Based on Gerald Clarke's biography of the famous writer, Dan Futterman's screenplay focuses in on Capote's late 50's-early 60's period and the conflicted relationship he developed with killer Perry Edward Smith during his research for what would become his best-known work, IN COLD BLOOD.

Philip Seymour Hoffman is phenomenal. He's transformed into Capote, showing a coldly manipulating underside to the colorful writer who was world famous for his humorous socializing antics and talk show schmoozefests.

Great performances also from Catherine Keener as Nell Harper Lee (TO KILL A MOCKINGBIRD), Clifton Collins Jr. as Perry Edward Smith, and Chris Cooper as Kansas detective Alvin Dewey.
Help other customers find the most helpful reviews 
Was this review helpful to you? Yes No

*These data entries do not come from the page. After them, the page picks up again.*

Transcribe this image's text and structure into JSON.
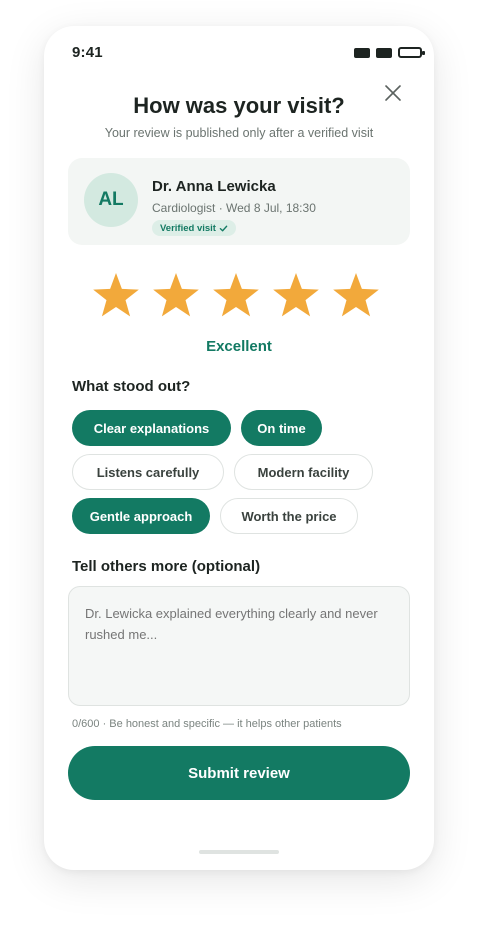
{
  "status_bar": {
    "time": "9:41"
  },
  "header": {
    "title": "How was your visit?",
    "subtitle": "Your review is published only after a verified visit",
    "close_icon": "close-icon"
  },
  "doctor": {
    "initials": "AL",
    "name": "Dr. Anna Lewicka",
    "meta": "Cardiologist · Wed 8 Jul, 18:30",
    "badge": "Verified visit",
    "badge_icon": "check-icon"
  },
  "rating": {
    "value": 5,
    "max": 5,
    "label": "Excellent",
    "star_color": "#f2a93b"
  },
  "highlights": {
    "heading": "What stood out?",
    "chips": [
      {
        "label": "Clear explanations",
        "selected": true
      },
      {
        "label": "On time",
        "selected": true
      },
      {
        "label": "Listens carefully",
        "selected": false
      },
      {
        "label": "Modern facility",
        "selected": false
      },
      {
        "label": "Gentle approach",
        "selected": true
      },
      {
        "label": "Worth the price",
        "selected": false
      }
    ]
  },
  "comment": {
    "heading": "Tell others more (optional)",
    "placeholder": "Dr. Lewicka explained everything clearly and never rushed me...",
    "value": "",
    "helper": "0/600 · Be honest and specific — it helps other patients"
  },
  "submit": {
    "label": "Submit review"
  },
  "colors": {
    "accent": "#137a63",
    "accent_light": "#d3e9e0",
    "star": "#f2a93b"
  }
}
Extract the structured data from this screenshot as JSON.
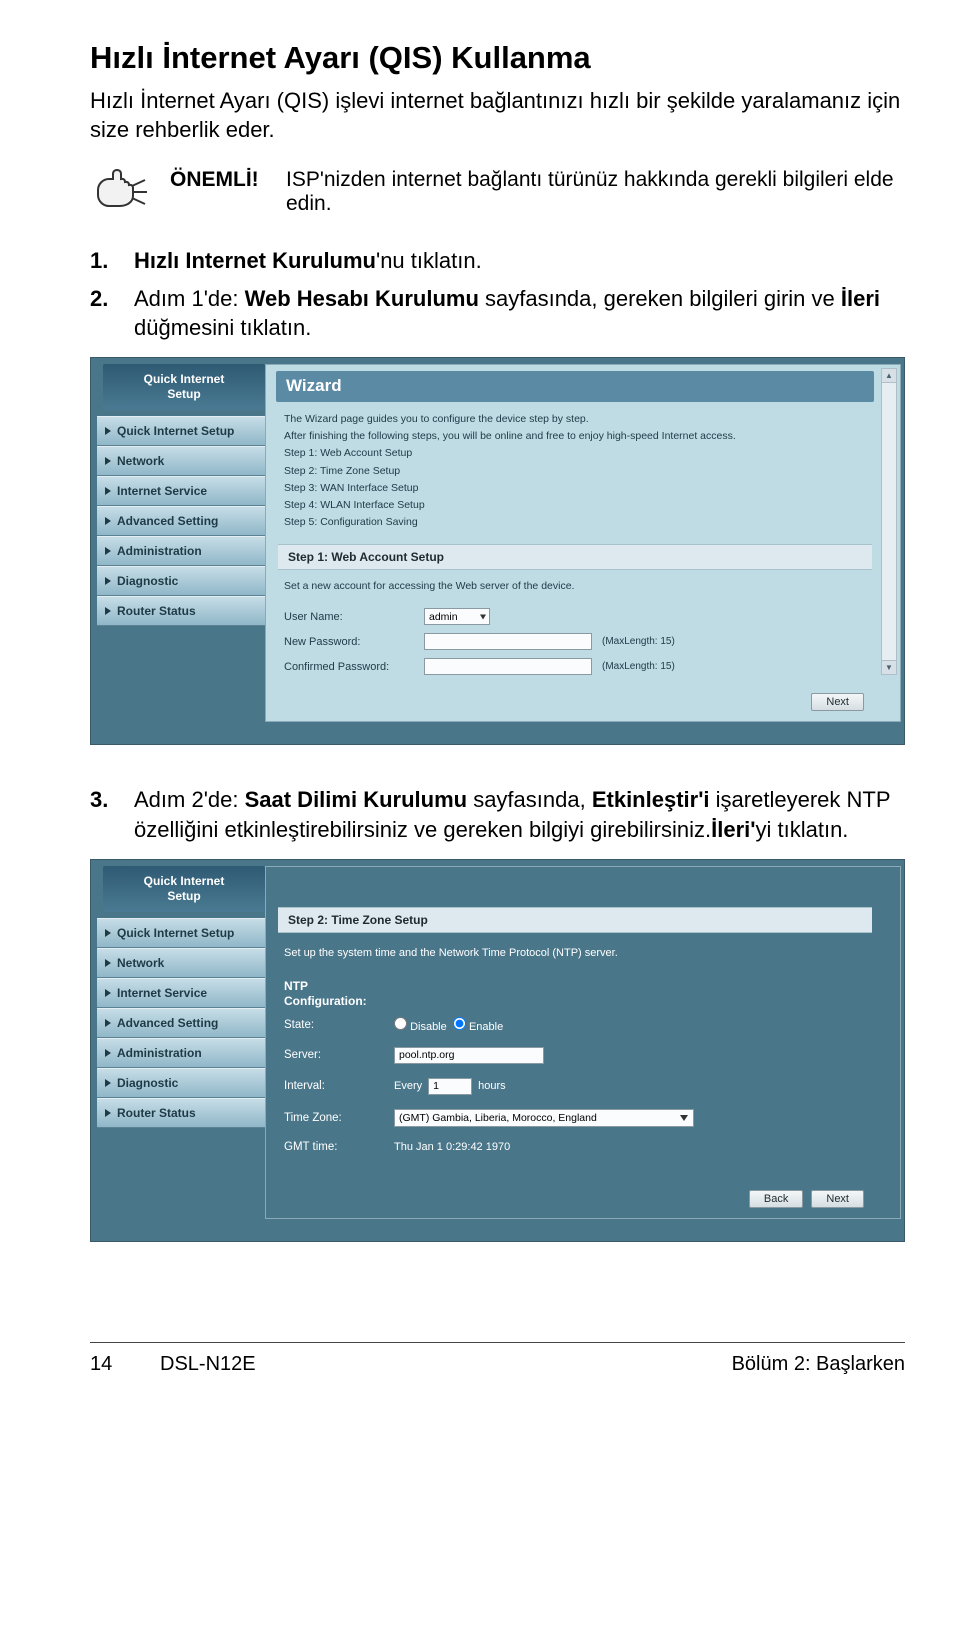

9 of 10 people found the following review helpful
5.0 out of 5 stars It Pays To Lie, March 19, 2006
By 
Eugenia Renskoff (New York, New York) - See all my reviews
This review is from: Capote (DVD)
Phillip Seymour Hoffman won a well deserved Oscar for this movie. He truly is Truman Capote, the legendary writer. We see Capote as a human being, a flawed human being and yet we understand him. I don't know if we can like him, but we do see why he does what he does. To be able to write In Cold Blood he has to lie to the man he's befriended, one of the two persons responsible for the horrible murders in the late 50s.

Ms. Keener as Harper Lee is excellent and the script couldn't have been better. Sometimes grim, but an excellent movie.
Help other customers find the most helpful reviews 
Was this review helpful to you? Yes No


‹ Previous | 1 268 | Next ›
Most Helpful First | Newest First

Details

Capote
Capote by Bennett Miller (DVD - 2006)
$9.95 $6.99
In Stock
Add to cart Add to wishlist
Search these reviews only
Send us feedback How can we make Amazon Customer Reviews better for you? Let us know here.